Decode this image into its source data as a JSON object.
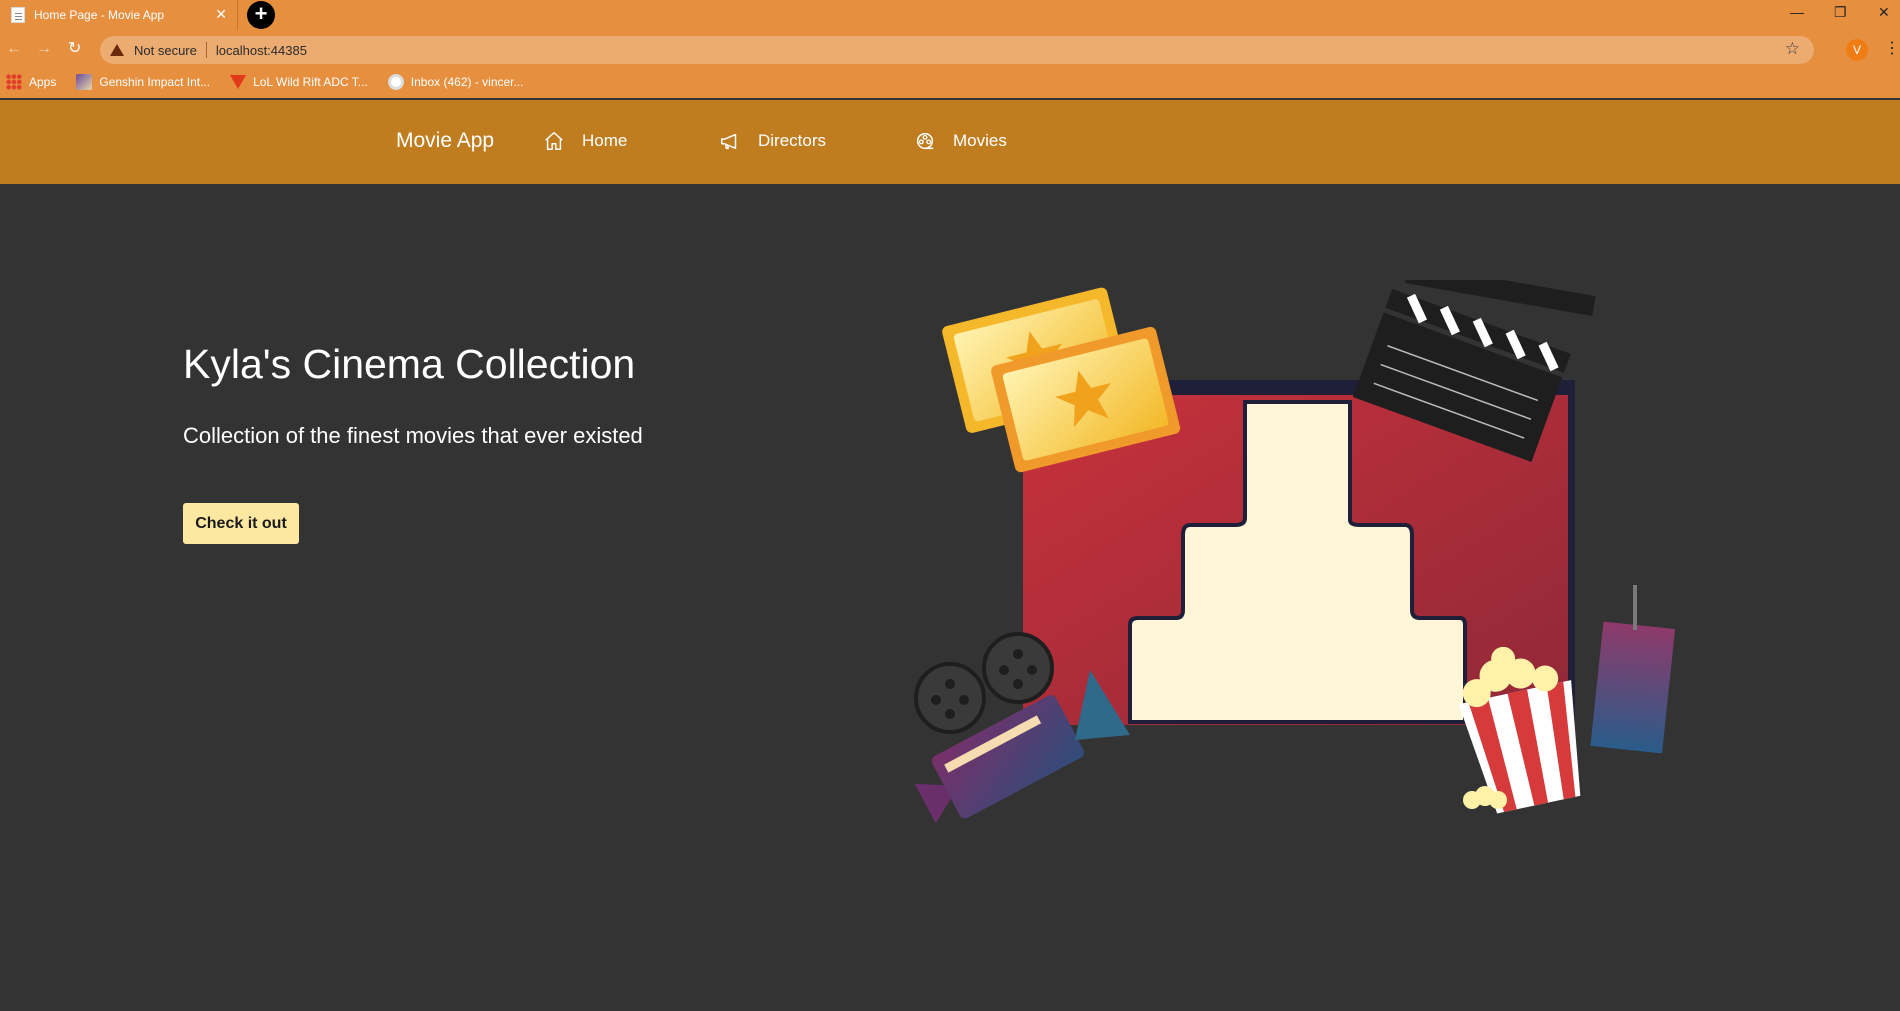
{
  "browser": {
    "tab_title": "Home Page - Movie App",
    "tab_close": "✕",
    "new_tab": "+",
    "not_secure": "Not secure",
    "url": "localhost:44385",
    "profile_initial": "V",
    "bookmarks": [
      {
        "label": "Apps",
        "icon": "apps-grid-icon"
      },
      {
        "label": "Genshin Impact Int...",
        "icon": "genshin-icon"
      },
      {
        "label": "LoL Wild Rift ADC T...",
        "icon": "wild-rift-icon"
      },
      {
        "label": "Inbox (462) - vincer...",
        "icon": "mail-icon"
      }
    ]
  },
  "nav": {
    "brand": "Movie App",
    "links": [
      {
        "label": "Home",
        "icon": "home-icon"
      },
      {
        "label": "Directors",
        "icon": "megaphone-icon"
      },
      {
        "label": "Movies",
        "icon": "film-reel-icon"
      }
    ]
  },
  "hero": {
    "title": "Kyla's Cinema Collection",
    "subtitle": "Collection of the finest movies that ever existed",
    "cta_label": "Check it out"
  },
  "colors": {
    "chrome": "#e58f3f",
    "header": "#bf7d20",
    "background": "#333333",
    "button": "#fde8a2"
  }
}
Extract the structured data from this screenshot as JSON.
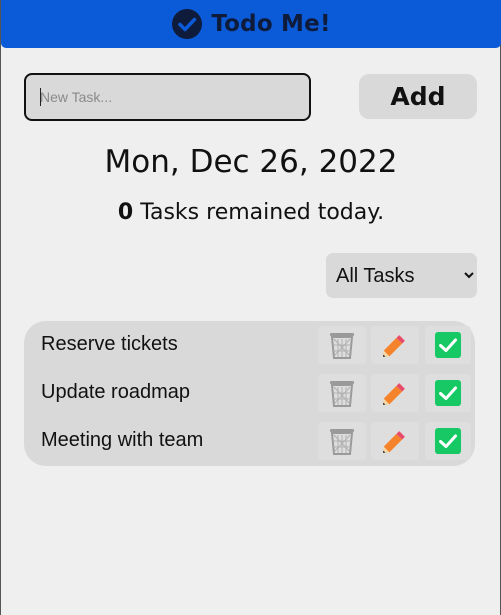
{
  "header": {
    "title": "Todo Me!",
    "logo_icon": "check-circle-icon"
  },
  "new_task": {
    "placeholder": "New Task...",
    "value": "",
    "add_label": "Add"
  },
  "date_text": "Mon, Dec 26, 2022",
  "summary": {
    "count": "0",
    "text": " Tasks remained today."
  },
  "filter": {
    "selected": "All Tasks"
  },
  "tasks": [
    {
      "label": "Reserve tickets",
      "done": true
    },
    {
      "label": "Update roadmap",
      "done": true
    },
    {
      "label": "Meeting with team",
      "done": true
    }
  ],
  "colors": {
    "header": "#0b5bd8",
    "check": "#17c964",
    "pencil": "#f4832b"
  }
}
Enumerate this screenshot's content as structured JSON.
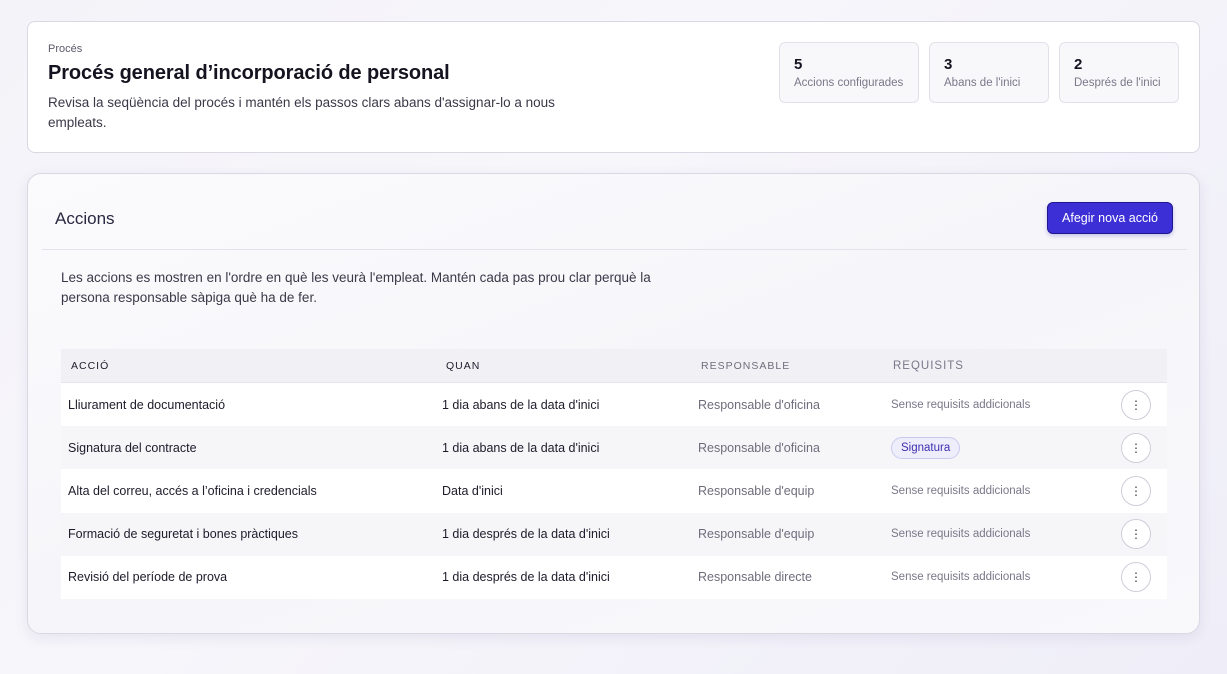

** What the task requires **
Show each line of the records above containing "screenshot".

** Solution **
Extract the structured data from this screenshot as JSON.
Enumerate this screenshot's content as structured JSON.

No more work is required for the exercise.